● TASK PROMPT: Omit the pictures from the entries below and retype everything else exactly.

● SOURCE MATERIAL:
☆ ☆ ☆ ☆ ☆ ☆ ☆

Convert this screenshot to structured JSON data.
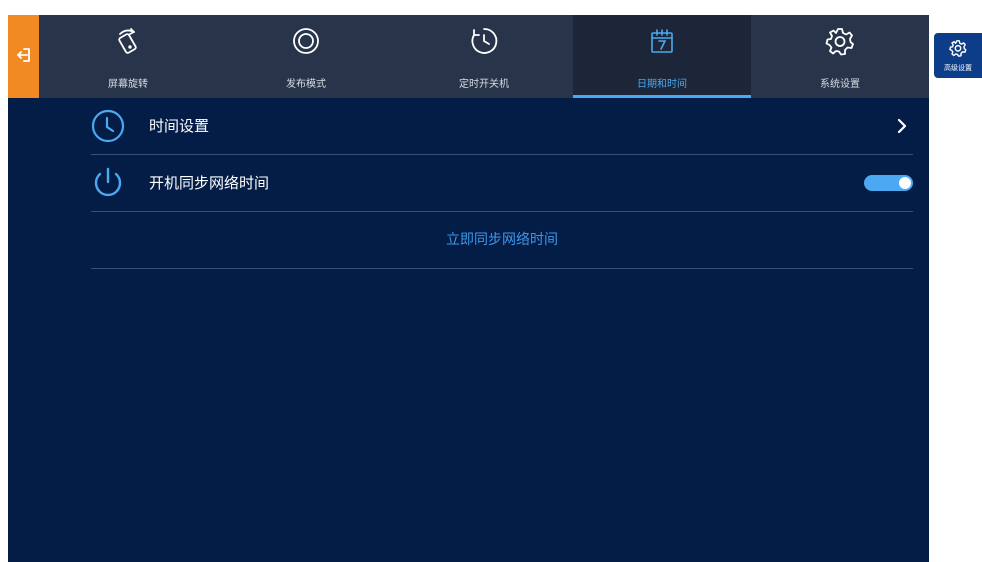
{
  "back": {
    "icon": "exit-arrow-icon"
  },
  "tabs": [
    {
      "label": "屏幕旋转",
      "icon": "screen-rotate-icon",
      "active": false
    },
    {
      "label": "发布模式",
      "icon": "publish-mode-icon",
      "active": false
    },
    {
      "label": "定时开关机",
      "icon": "timer-power-icon",
      "active": false
    },
    {
      "label": "日期和时间",
      "icon": "calendar-icon",
      "active": true
    },
    {
      "label": "系统设置",
      "icon": "gear-icon",
      "active": false
    }
  ],
  "rows": {
    "time_settings": {
      "label": "时间设置",
      "icon": "clock-icon"
    },
    "boot_sync": {
      "label": "开机同步网络时间",
      "icon": "power-icon",
      "toggle_on": true
    },
    "sync_now": {
      "label": "立即同步网络时间"
    }
  },
  "advanced": {
    "label": "高级设置",
    "icon": "advanced-settings-icon"
  },
  "colors": {
    "background": "#041d47",
    "topbar": "#273449",
    "accent": "#4aa9f2",
    "back_button": "#f28a23",
    "advanced_button": "#0d3d89"
  }
}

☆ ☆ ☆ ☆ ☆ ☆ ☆

● REPLY:
Convert this screenshot to structured JSON data.
{
  "back": {
    "icon": "exit-arrow-icon"
  },
  "tabs": [
    {
      "label": "屏幕旋转",
      "icon": "screen-rotate-icon",
      "active": false
    },
    {
      "label": "发布模式",
      "icon": "publish-mode-icon",
      "active": false
    },
    {
      "label": "定时开关机",
      "icon": "timer-power-icon",
      "active": false
    },
    {
      "label": "日期和时间",
      "icon": "calendar-icon",
      "active": true
    },
    {
      "label": "系统设置",
      "icon": "gear-icon",
      "active": false
    }
  ],
  "rows": {
    "time_settings": {
      "label": "时间设置",
      "icon": "clock-icon"
    },
    "boot_sync": {
      "label": "开机同步网络时间",
      "icon": "power-icon",
      "toggle_on": true
    },
    "sync_now": {
      "label": "立即同步网络时间"
    }
  },
  "advanced": {
    "label": "高级设置",
    "icon": "advanced-settings-icon"
  },
  "colors": {
    "background": "#041d47",
    "topbar": "#273449",
    "accent": "#4aa9f2",
    "back_button": "#f28a23",
    "advanced_button": "#0d3d89"
  }
}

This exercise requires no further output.